Gilstrap is making 3s, scoring in the lane and rebounding with force. That should jive well with Brackins, who was penciled in as a first-round pick but decided against declaring for the NBA draft.
"They get along great and have a mutual respect for each other's game," McDermott said. "They have a lot of ability and are both hungry to make the most of this season since it could possibly be each of their last at Iowa State."
For the Cyclones to move up in the Big 12, they can't rely on just Brackins and Gilstrap. The second- and third-leading scorers from last season -- guards Diante Garrett and Lucca Staiger -- both return, the latter coming off a summer spent playing with his native Germany. If 6-9 LaRon Dendy, a JC transfer, can rebound the way McDermott needs and 6-3 freshman point Chris Colvin can be a solid distributor, the Cyclones would have decent depth for the first time under McDermott.
But if ISU is going to have any momentum going into the Big 12, it'll have to get through its roughest nonconference schedule since McDermott took over for Wayne Morgan.
The Cyclones play the three annual in-state games -- at Drake and home against Iowa and Missouri Valley favorite Northern Iowa -- but they'll have a game in the Chicago Invitational against either Notre Dame or Northwestern, both possible NCAA tournament teams. That's after playing what will likely be a grinder against Rick Majerus' Saint Louis squad. The Big 12 didn't do Iowa State a favor by sending it to Berkeley, Calif., to face Pac-10 favorite Cal in the Big 12/Pac-10 Hardwood Series.
That's not all. ISU also plays Conference USA contender Houston and three days later, on Jan. 6, will tussle with Duke in Chicago. That's all before Big 12 play opens. The first two conference home games are against the two teams that are picked to contend for the league and national title -- Texas and Kansas.
"We're going to challenge ourselves," McDermott said. "We'll find out where we are and our weaknesses. But this could be our best group we've had in four years."
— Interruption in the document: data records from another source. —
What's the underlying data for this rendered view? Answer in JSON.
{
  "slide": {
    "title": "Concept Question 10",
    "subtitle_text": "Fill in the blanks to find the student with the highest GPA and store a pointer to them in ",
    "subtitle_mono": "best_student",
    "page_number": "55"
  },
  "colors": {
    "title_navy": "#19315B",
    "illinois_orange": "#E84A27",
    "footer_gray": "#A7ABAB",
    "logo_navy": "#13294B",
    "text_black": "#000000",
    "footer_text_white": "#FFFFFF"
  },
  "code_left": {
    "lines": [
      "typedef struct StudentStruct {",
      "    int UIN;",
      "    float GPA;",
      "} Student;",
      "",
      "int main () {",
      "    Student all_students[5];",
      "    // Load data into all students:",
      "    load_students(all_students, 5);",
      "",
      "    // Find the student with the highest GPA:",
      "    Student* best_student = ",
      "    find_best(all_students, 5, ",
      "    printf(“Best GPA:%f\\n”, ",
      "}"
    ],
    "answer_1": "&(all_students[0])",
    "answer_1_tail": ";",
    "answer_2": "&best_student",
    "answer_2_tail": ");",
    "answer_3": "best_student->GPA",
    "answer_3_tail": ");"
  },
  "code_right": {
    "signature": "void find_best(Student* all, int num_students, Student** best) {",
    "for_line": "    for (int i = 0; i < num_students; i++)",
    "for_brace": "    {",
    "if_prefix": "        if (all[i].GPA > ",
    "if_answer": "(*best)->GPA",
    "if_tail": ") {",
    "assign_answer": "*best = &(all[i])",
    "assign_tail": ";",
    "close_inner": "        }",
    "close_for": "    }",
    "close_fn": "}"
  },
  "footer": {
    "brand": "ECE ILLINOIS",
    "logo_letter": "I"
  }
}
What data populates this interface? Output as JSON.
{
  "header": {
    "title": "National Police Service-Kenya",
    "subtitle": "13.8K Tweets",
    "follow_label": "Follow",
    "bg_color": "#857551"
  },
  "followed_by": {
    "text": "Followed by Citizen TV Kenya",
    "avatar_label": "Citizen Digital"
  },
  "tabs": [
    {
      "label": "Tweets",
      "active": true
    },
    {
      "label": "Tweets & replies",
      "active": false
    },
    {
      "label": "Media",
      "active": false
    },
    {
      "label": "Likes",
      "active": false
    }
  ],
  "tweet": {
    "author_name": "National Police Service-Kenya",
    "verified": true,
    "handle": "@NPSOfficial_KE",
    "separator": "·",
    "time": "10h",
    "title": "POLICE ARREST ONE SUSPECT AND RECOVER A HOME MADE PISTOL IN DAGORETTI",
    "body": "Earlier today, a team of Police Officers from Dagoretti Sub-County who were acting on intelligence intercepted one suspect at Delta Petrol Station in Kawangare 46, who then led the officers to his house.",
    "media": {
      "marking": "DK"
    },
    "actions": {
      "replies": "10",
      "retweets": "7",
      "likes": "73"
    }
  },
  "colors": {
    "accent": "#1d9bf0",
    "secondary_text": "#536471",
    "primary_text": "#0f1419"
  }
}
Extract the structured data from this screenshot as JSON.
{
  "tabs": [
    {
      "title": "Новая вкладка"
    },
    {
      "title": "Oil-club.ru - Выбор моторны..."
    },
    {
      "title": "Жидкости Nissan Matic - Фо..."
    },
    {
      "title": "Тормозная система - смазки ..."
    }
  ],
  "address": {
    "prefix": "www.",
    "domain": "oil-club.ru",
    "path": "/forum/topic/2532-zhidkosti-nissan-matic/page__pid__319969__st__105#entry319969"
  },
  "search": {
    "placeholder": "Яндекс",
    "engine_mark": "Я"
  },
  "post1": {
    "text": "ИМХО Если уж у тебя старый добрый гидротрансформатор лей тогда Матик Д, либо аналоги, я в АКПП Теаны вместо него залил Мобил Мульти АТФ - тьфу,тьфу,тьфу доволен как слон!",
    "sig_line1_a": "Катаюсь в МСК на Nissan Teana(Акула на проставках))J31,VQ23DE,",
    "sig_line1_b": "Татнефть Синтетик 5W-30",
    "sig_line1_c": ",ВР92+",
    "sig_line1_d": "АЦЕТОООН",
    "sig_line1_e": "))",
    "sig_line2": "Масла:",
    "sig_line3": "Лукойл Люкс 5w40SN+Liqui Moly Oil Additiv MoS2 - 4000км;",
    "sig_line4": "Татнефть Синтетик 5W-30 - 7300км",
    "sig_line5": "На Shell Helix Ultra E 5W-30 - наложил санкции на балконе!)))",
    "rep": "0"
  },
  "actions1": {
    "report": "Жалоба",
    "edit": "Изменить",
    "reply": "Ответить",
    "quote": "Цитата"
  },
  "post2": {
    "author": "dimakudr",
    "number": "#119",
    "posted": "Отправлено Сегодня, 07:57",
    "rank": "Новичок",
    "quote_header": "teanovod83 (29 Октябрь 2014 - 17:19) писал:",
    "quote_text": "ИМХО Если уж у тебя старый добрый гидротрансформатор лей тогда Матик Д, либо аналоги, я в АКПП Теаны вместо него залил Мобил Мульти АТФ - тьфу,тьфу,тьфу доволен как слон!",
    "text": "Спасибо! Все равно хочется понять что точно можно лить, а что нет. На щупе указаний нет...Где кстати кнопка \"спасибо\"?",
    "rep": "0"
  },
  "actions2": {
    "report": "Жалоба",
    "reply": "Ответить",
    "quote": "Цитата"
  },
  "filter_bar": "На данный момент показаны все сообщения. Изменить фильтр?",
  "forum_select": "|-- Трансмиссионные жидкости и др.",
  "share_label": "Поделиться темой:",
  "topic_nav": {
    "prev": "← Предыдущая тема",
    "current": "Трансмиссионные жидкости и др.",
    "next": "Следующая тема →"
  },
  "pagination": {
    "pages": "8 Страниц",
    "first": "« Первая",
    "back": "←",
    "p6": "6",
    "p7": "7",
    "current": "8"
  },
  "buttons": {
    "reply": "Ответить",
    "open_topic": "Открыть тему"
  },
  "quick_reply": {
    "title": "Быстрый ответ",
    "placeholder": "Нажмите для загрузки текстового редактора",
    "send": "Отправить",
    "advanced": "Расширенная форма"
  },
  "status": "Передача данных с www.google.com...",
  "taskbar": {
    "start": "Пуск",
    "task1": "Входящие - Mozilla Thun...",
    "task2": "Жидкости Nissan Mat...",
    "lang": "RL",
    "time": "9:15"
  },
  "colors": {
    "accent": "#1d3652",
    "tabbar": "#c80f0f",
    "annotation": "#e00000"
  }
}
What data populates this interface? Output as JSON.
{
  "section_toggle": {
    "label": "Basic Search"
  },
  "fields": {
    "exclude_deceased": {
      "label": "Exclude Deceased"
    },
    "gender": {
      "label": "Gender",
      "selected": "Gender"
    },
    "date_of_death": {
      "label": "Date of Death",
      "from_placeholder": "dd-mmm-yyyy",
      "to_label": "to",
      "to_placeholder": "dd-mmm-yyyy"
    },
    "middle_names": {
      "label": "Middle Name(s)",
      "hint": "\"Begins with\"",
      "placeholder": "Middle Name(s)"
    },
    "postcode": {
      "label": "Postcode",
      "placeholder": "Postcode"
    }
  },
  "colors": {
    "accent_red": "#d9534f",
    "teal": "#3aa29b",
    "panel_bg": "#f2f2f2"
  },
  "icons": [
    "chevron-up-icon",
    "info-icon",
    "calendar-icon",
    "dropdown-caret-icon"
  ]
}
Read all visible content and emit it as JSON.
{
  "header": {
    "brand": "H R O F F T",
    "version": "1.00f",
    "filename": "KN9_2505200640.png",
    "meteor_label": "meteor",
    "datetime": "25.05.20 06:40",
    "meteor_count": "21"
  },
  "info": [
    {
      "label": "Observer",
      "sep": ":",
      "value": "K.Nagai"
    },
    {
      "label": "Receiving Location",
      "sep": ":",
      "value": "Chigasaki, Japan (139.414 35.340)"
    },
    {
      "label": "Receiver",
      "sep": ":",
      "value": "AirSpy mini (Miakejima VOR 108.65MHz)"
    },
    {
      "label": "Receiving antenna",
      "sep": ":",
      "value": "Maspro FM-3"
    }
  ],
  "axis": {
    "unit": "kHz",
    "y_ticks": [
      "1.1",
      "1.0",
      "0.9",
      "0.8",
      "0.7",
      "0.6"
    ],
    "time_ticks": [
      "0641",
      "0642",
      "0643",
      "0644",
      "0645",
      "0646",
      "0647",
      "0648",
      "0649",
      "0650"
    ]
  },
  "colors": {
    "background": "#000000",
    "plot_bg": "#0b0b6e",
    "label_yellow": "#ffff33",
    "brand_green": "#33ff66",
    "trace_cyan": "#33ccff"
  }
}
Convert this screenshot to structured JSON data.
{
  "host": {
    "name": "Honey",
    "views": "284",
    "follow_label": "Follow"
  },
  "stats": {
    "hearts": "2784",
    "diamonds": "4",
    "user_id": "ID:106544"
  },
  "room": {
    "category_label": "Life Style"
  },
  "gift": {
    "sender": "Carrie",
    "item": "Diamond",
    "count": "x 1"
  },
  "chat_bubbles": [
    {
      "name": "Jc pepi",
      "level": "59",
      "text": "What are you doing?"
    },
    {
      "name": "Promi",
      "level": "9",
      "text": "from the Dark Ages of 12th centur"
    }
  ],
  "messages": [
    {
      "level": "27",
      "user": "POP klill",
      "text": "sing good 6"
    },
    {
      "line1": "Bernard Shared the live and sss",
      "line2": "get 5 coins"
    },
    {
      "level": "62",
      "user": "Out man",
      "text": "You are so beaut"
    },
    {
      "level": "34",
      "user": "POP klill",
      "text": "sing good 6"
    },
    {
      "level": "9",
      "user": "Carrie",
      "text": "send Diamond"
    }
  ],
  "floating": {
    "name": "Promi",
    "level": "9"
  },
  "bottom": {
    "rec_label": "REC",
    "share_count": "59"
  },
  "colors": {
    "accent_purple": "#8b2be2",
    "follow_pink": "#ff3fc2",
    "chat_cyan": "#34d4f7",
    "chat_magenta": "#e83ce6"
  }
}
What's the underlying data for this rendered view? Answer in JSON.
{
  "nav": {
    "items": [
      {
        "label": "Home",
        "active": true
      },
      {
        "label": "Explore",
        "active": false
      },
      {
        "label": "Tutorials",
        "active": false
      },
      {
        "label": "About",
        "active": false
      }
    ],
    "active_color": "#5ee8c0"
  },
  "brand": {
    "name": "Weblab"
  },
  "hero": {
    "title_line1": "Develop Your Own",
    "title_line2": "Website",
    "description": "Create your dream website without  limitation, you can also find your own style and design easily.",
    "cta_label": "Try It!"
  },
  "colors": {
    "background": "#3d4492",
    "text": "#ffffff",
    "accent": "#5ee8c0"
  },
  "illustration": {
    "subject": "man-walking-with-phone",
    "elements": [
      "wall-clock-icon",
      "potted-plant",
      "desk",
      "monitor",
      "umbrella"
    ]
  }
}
In November and December, Johnson will have a more pronounced stage than Gilstrap with the Orange playing Cal in Madison Square Garden on Nov. 19 and then either North Carolina or Ohio State on Nov. 20. Playing Florida in Tampa in the Big East/SEC Invitational on Dec. 10 will be another marquee matchup before the Big East opener at Seton Hall on Dec. 29.
Johnson is expected to take Syracuse to the NCAA, while the Cyclones would be thrilled if Gilstrap helped Brackins lead them to the NIT or beyond.
"I know it could have been fun with Craig last year, but who knows what would have happened," Johnson said.
No one does. What we know now is that Johnson is supposed to deliver for Syracuse, and Brackins has his much-needed sidekick in Gilstrap. If both teams reach their postseason goals, it will have worked out just fine for everyone involved.